This month, the Hong Kong Census and Statistics Dept. reported that China imported 102,7789 kilograms of gold from Hong Kong in November, an increase over October’s 86,299 kilos. For unknown reasons Beijing does not release its gold trading figures.
Analysts believe that China bought as much as 490 tons of gold in 201, almost double the estimated amount in 2010.
In effect, China with its towering mountain of fiat paper wants to build a corner on gold. And they are in a position to do it. China has urged its people to buy gold. Gold can come into China but not one ounce of gold is allowed to leave China. Every ounce of gold that is mined in China must, by law, be sold to the government of China.

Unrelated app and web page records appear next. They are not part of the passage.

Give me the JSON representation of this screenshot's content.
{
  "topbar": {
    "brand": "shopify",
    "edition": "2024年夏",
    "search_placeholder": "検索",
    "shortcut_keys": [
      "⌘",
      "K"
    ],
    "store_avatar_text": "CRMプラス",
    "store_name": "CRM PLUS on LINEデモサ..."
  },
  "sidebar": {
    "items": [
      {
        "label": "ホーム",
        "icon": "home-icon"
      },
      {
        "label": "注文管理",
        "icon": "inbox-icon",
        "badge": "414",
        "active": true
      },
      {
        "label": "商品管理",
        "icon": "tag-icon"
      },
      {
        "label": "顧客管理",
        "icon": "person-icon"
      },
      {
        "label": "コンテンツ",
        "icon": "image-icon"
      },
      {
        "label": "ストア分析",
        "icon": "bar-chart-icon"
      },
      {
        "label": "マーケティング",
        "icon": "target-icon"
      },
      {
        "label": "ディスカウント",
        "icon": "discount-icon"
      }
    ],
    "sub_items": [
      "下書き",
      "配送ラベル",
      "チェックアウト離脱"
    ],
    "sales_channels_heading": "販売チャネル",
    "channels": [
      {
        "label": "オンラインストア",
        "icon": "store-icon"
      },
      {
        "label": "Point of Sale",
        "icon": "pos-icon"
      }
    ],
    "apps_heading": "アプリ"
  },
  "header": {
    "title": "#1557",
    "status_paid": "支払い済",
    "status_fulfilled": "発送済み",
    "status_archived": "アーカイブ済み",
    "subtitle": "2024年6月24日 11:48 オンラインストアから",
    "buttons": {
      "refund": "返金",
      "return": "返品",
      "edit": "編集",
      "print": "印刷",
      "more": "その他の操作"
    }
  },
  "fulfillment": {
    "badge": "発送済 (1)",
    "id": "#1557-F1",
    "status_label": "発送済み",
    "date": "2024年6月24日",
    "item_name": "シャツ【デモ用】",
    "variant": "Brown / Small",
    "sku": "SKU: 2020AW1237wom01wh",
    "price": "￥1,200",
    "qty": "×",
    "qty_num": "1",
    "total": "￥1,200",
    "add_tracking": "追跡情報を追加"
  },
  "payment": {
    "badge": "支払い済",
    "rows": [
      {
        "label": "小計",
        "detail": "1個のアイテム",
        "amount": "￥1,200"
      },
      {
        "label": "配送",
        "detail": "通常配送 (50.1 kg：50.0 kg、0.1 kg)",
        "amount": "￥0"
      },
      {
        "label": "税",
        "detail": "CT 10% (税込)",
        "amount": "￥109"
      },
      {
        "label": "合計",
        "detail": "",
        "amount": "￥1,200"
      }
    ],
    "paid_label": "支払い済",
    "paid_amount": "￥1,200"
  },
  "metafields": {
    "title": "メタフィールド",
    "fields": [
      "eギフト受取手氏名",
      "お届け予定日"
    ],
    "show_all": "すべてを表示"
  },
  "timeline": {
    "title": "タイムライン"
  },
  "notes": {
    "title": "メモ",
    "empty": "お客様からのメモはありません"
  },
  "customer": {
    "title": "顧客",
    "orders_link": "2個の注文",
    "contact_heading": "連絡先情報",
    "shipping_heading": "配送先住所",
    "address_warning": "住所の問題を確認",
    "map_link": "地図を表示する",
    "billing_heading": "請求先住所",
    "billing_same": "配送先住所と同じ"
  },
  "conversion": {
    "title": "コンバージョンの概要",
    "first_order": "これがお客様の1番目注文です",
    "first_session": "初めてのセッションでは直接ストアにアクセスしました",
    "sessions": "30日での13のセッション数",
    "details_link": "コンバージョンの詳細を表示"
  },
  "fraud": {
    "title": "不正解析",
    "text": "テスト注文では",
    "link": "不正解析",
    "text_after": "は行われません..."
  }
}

Finally, when China owns more gold than any other nation, China will set the price of gold. China will also back its own yuan with gold. But at what price gold? China will set the price for gold, moving the daily fix price from London to Beijing.
Thus, as the gold-backed yuan becomes more popular and more accepted, the “new” gold-backed yuan will gradually become the new world reserve currency. When this happens, it will be a disaster for the US. The dollar will lose its status as the world’s reserve currency, and the US will no longer be able to print its own reserve money that is accepted around the world as payment for US debts.
If the Fed sees this picture, they will have no answer but to stop printing. If or when that happens, the bear market that started in 2007 will continue and stocks and bonds will collapse as interest rates rise.
Thus gold, so violently hated by the central banks, will be the item that will kill the great world fiat paper experiment. And China, with a virtual corner on the gold market, will own the world’s reserve currency.
Note: I expect China to not only accumulate gold above the ground, I expect China to accumulate gold in the ground. Thus we have seen China buy gold mines and parts of gold mines. China is also interested in investing in vast territories (which contain gold) in Africa. Over time, China intends to control the gold market and the price of gold. Only then will China emerge as the recognized world leader.
The “golden rule.” He who owns the gold makes the rules. Go through history and you’ll note that the nation which owns the most gold is the dominant nation in the world, be it Holland, Spain, Britain or the US. By the end of WWII, the US owned the world’s greatest hoard of gold. When deGaulle of France insisted that the US pay its debts in gold, Nixon slammed the gold window.
Question — if gold is the barbaric relic that the Fed claims, why did the US refuse to give up any more of its gold in 1970? Also, with its current great collection of gold, why does the US insist that its gold is only worth 44.20 an ounce?
From Google — “Central banks are quietly accumulating gold, declared purchases of 206 tons through September 2011.”
“One of the most important sources of demand continues to be central bank demand.”
Russell comment — I think within the next two or three years, it will be impossible to buy gold, except at black market prices.